Suspended MAX Production Dings Boeing Valuation
We still believe the company’s wide moat offers structural protection, though.
Boeing (BA) has announced that it will suspend 737 MAX production in January 2020 until further notice, probably until the aircraft is recertified by the Federal Aviation Administration. As the rate of 737 production increases drives a large chunk of our valuation for the company, this decision reduced our fair value estimate to $349 per share from $357.
We’re now pricing in lower production volume in 2020 and 2021 to account for the forgone production in January-March as well as a slower reramping of production in 2020, which shaves $3.50 per share from our fair value estimate. We believe that Boeing’s goal of producing 57 737 MAXs per month is unlikely to occur in 2020 and instead expect this rate to be achieved in mid-2021, as we believe the supply chain will be unable to easily increase production to its highest-ever levels after a total shutdown. We’re also lowering our margin assumptions on the MAX in 2020-23 to reflect concessions to protect vulnerable parts of Boeing’s 12,000 suppliers, which takes off about $2 of value per share. Finally, we’ve increased our grounding timeline slightly, which removes another $2.50 per share, but we recognize that there is a wider band of uncertainty on this issue. We do not believe that investors have a compelling opportunity to buy the stock.

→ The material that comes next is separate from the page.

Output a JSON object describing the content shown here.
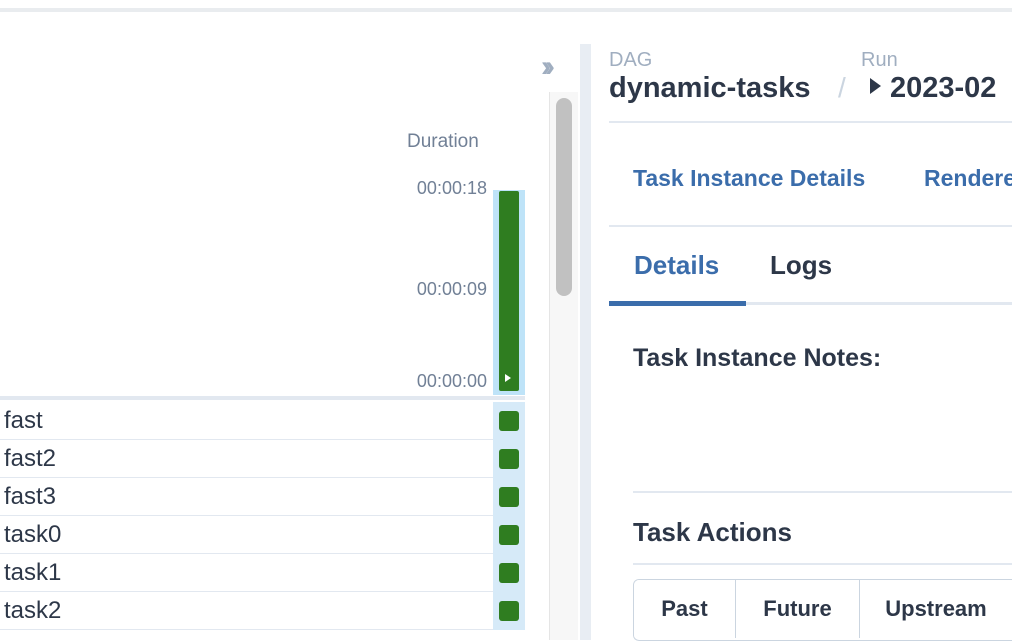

Burkett Huey does not own (actual or beneficial) shares in any of the securities mentioned above. Find out about Morningstar’s editorial policies.